▼

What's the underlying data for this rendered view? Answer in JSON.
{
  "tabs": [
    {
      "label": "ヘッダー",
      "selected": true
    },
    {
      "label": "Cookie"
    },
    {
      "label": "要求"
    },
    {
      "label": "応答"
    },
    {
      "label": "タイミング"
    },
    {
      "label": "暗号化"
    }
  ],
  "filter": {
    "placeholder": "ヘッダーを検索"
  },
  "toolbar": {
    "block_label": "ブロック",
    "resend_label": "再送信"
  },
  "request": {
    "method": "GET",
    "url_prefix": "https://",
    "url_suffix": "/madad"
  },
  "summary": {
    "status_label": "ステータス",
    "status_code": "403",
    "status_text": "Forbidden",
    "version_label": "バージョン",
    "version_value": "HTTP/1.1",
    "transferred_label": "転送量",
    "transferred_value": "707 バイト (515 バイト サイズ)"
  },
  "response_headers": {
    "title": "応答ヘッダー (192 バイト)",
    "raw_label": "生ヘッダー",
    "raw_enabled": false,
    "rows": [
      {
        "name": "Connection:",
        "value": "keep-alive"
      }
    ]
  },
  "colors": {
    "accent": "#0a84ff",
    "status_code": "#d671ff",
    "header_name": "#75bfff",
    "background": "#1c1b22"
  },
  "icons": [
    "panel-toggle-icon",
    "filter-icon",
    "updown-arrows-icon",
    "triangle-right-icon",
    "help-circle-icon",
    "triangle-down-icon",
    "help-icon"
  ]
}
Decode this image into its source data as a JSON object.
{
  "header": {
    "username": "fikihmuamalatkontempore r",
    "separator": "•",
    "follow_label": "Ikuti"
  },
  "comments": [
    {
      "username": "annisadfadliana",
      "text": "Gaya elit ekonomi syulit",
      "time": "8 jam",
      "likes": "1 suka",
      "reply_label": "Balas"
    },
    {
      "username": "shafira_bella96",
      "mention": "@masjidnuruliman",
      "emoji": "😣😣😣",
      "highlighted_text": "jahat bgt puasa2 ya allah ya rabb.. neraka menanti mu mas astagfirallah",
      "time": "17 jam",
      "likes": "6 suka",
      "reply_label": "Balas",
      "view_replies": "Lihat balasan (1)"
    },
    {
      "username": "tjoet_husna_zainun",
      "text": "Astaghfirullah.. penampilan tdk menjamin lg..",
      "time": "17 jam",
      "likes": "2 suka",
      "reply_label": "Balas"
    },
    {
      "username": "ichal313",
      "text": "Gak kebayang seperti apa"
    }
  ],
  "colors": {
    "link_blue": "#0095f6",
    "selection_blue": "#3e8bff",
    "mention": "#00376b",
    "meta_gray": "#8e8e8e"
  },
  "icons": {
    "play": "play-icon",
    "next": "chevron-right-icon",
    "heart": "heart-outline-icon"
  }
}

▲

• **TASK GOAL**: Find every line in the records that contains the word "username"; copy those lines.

• **SOLUTION TO THIS PROBLEM**:
    "username": "fikihmuamalatkontempore r",
      "username": "annisadfadliana",
      "username": "shafira_bella96",
      "username": "tjoet_husna_zainun",
      "username": "ichal313",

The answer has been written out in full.